- 2 tablespoons Pecorino sardo cheese (aged) freshly grated
- sea salt to taste
- 1 tablespoon mashed banana optional
- 40 grams basilWash the basil leaves taking care not to damage them, and wipe dry with a kitchen towel.
- 2 cloves garlic, sea saltUsing a pestle and mortar, crush the garlic and salt to a paste.
- 1 tablespoon mashed bananaAdd a few basil leaves at a time, grinding in a light, circular motion, till all the leaves have been cut to small bits and add the cheese. Mix in the banana if using.
- 3 tablespoons Parmesan Reggiano cheese, 2 tablespoons Pecorino sardo cheese, 120 milliliters olive oilStir in the oil , add the grated cheeses and mix well till fully amalgamated.
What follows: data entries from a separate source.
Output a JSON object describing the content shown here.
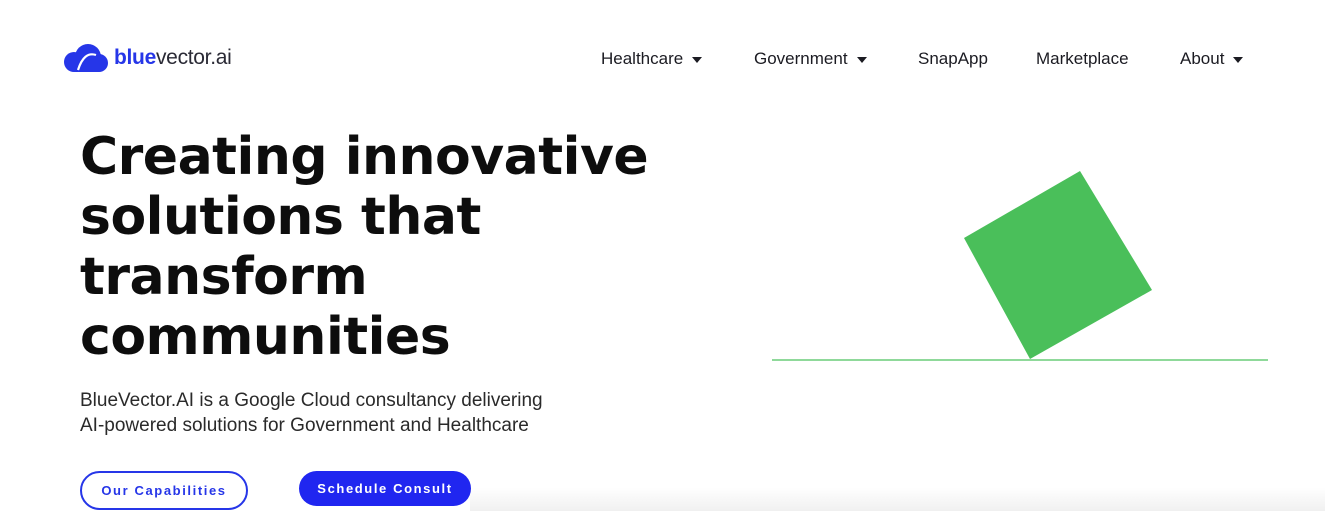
{
  "logo": {
    "brand_strong": "blue",
    "brand_rest": "vector.ai",
    "icon": "cloud-logo-icon",
    "color": "#2636e8"
  },
  "nav": {
    "items": [
      {
        "label": "Healthcare",
        "has_dropdown": true
      },
      {
        "label": "Government",
        "has_dropdown": true
      },
      {
        "label": "SnapApp",
        "has_dropdown": false
      },
      {
        "label": "Marketplace",
        "has_dropdown": false
      },
      {
        "label": "About",
        "has_dropdown": true
      }
    ]
  },
  "hero": {
    "headline_lines": [
      "Creating innovative",
      "solutions that",
      "transform",
      "communities"
    ],
    "subtitle_lines": [
      "BlueVector.AI is a Google Cloud consultancy delivering",
      "AI-powered solutions for Government and Healthcare"
    ],
    "primary_button": "Our Capabilities",
    "secondary_button": "Schedule Consult"
  },
  "illustration": {
    "shape": "tilted-square",
    "fill": "#4abf5a",
    "line_color": "#8fd99a"
  },
  "colors": {
    "accent": "#2636e8",
    "button_fill": "#2026f0",
    "text": "#0d0d0d"
  }
}
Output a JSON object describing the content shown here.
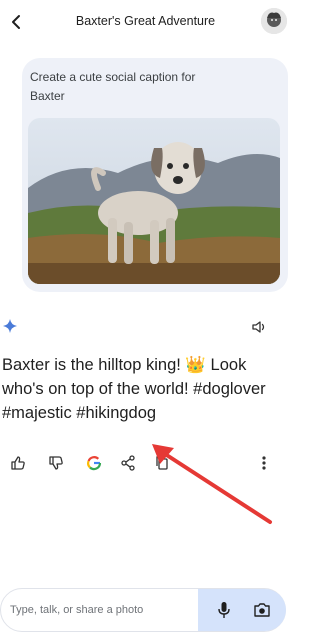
{
  "header": {
    "title": "Baxter's Great Adventure",
    "back_icon": "back-arrow-icon",
    "avatar_icon": "avatar"
  },
  "prompt": {
    "text": "Create a cute social caption for Baxter",
    "image_description_icon": "dog-photo"
  },
  "response": {
    "text": "Baxter is the hilltop king! 👑 Look who's on top of the world! #doglover #majestic #hikingdog",
    "sparkle_icon": "sparkle-icon",
    "speaker_icon": "speaker-icon"
  },
  "actions": [
    {
      "name": "thumbs-up-icon"
    },
    {
      "name": "thumbs-down-icon"
    },
    {
      "name": "google-search-icon",
      "label": "G"
    },
    {
      "name": "share-icon"
    },
    {
      "name": "copy-icon"
    },
    {
      "name": "more-options-icon"
    }
  ],
  "input": {
    "placeholder": "Type, talk, or share a photo",
    "mic_icon": "mic-icon",
    "camera_icon": "camera-icon"
  },
  "colors": {
    "prompt_card_bg": "#eef1f8",
    "input_action_bg": "#d5e3fb",
    "annotation_arrow": "#e53935",
    "google_blue": "#4285f4",
    "sparkle_blue": "#4a7bd8"
  }
}
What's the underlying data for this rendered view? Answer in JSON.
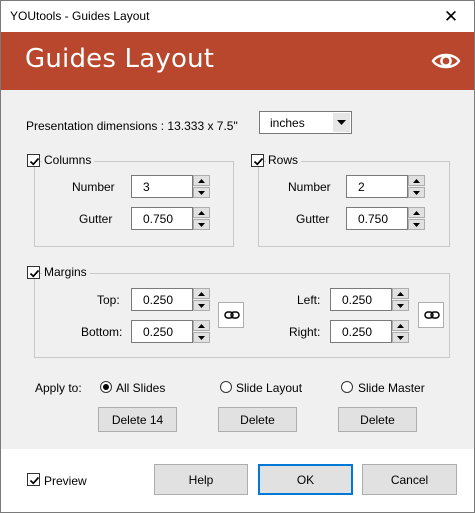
{
  "window": {
    "title": "YOUtools - Guides Layout",
    "close_glyph": "✕"
  },
  "header": {
    "title": "Guides Layout",
    "icon": "eye-icon",
    "bg_color": "#b8472d"
  },
  "dimensions": {
    "label": "Presentation dimensions : 13.333 x 7.5\"",
    "unit_value": "inches"
  },
  "columns": {
    "label": "Columns",
    "checked": true,
    "number_label": "Number",
    "number_value": "3",
    "gutter_label": "Gutter",
    "gutter_value": "0.750"
  },
  "rows": {
    "label": "Rows",
    "checked": true,
    "number_label": "Number",
    "number_value": "2",
    "gutter_label": "Gutter",
    "gutter_value": "0.750"
  },
  "margins": {
    "label": "Margins",
    "checked": true,
    "top_label": "Top:",
    "top_value": "0.250",
    "bottom_label": "Bottom:",
    "bottom_value": "0.250",
    "left_label": "Left:",
    "left_value": "0.250",
    "right_label": "Right:",
    "right_value": "0.250"
  },
  "apply": {
    "label": "Apply to:",
    "options": [
      {
        "label": "All Slides",
        "selected": true,
        "delete_label": "Delete 14"
      },
      {
        "label": "Slide Layout",
        "selected": false,
        "delete_label": "Delete"
      },
      {
        "label": "Slide Master",
        "selected": false,
        "delete_label": "Delete"
      }
    ]
  },
  "footer": {
    "preview_label": "Preview",
    "preview_checked": true,
    "help_label": "Help",
    "ok_label": "OK",
    "cancel_label": "Cancel"
  }
}
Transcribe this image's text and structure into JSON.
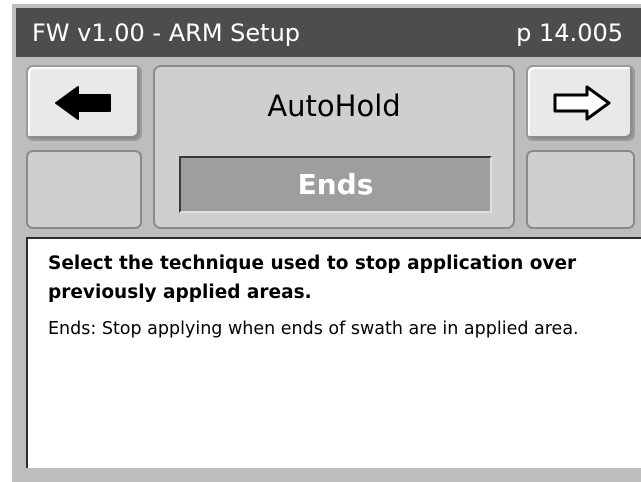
{
  "header": {
    "title": "FW v1.00 - ARM Setup",
    "page": "p 14.005"
  },
  "navigation": {
    "prev_icon": "arrow-left-filled-icon",
    "next_icon": "arrow-right-outline-icon"
  },
  "setting": {
    "name": "AutoHold",
    "value": "Ends"
  },
  "help": {
    "heading": "Select the technique used to stop application over previously applied areas.",
    "detail": "Ends: Stop applying when ends of swath are in applied area."
  },
  "colors": {
    "titlebar_bg": "#4d4d4d",
    "frame_bg": "#bdbdbd",
    "value_bg": "#9e9e9e"
  }
}
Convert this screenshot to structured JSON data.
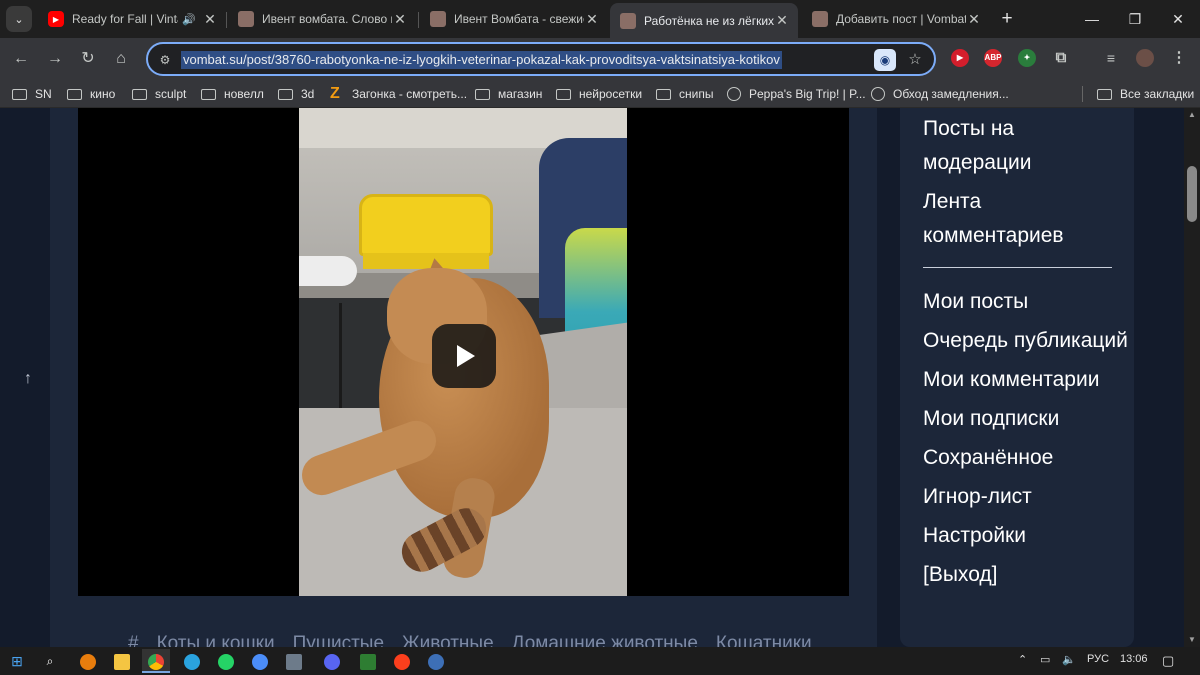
{
  "tabs": [
    {
      "title": "Ready for Fall | Vintage",
      "favicon": "youtube-icon",
      "audio": true,
      "active": false
    },
    {
      "title": "Ивент вомбата. Слово н",
      "favicon": "wombat-icon",
      "active": false
    },
    {
      "title": "Ивент Вомбата - свежие",
      "favicon": "wombat-icon",
      "active": false
    },
    {
      "title": "Работёнка не из лёгких",
      "favicon": "wombat-icon",
      "active": true
    },
    {
      "title": "Добавить пост | Vombat",
      "favicon": "wombat-icon",
      "active": false
    }
  ],
  "toolbar": {
    "url": "vombat.su/post/38760-rabotyonka-ne-iz-lyogkih-veterinar-pokazal-kak-provoditsya-vaktsinatsiya-kotikov",
    "ext_abp": "ABP"
  },
  "bookmarks": [
    {
      "label": "SN",
      "icon": "folder-icon"
    },
    {
      "label": "кино",
      "icon": "folder-icon"
    },
    {
      "label": "sculpt",
      "icon": "folder-icon"
    },
    {
      "label": "новелл",
      "icon": "folder-icon"
    },
    {
      "label": "3d",
      "icon": "folder-icon"
    },
    {
      "label": "Загонка - смотреть...",
      "icon": "zagonka-icon"
    },
    {
      "label": "магазин",
      "icon": "folder-icon"
    },
    {
      "label": "нейросетки",
      "icon": "folder-icon"
    },
    {
      "label": "снипы",
      "icon": "folder-icon"
    },
    {
      "label": "Peppa's Big Trip! | P...",
      "icon": "globe-icon"
    },
    {
      "label": "Обход замедления...",
      "icon": "github-icon"
    }
  ],
  "all_bookmarks": "Все закладки",
  "post": {
    "tags": [
      "Коты и кошки",
      "Пушистые",
      "Животные",
      "Домашние животные",
      "Кошатники"
    ]
  },
  "sidebar": {
    "menu_top": [
      "Посты на модерации",
      "Лента комментариев"
    ],
    "menu_bottom": [
      "Мои посты",
      "Очередь публикаций",
      "Мои комментарии",
      "Мои подписки",
      "Сохранённое",
      "Игнор-лист",
      "Настройки",
      "[Выход]"
    ]
  },
  "taskbar": {
    "lang": "РУС",
    "time": "13:06"
  },
  "colors": {
    "page_bg": "#131b2b",
    "card_bg": "#1c2639",
    "url_highlight": "#2f4e85",
    "omnibox_border": "#7cacf8"
  }
}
Serve immediately.
- If using a blender, blend the garlic and salt first, then add the leaves.
- Blend in short pulses, stopping to push down the leaves every so often, till it becomes a paste.
- Spoon out into a bowl/jar, and stir in the banana and cheeses, then mix in the oil.
- To serve with pasta, mix in a little of the starchy pasta water to combine it well.
- Fresh pesto always has the best flavour, but will keep in an airtight container for a day or two in the fridge.
- Pesto will darken on exposure to air, so make sure there is a layer of oil covering the pesto before sealing and storing in the fridge/freezer to prevent oxidation.
- Blend with 1 tablespoon banana for extra creaminess, but this will reduce the amount of time it can be stored in the fridge.
- Pesto can also be frozen in ice cube trays, and stored in freezer bags.
The ingredients here on EOTF are set out in grams & milliliters and in US cups & spoons.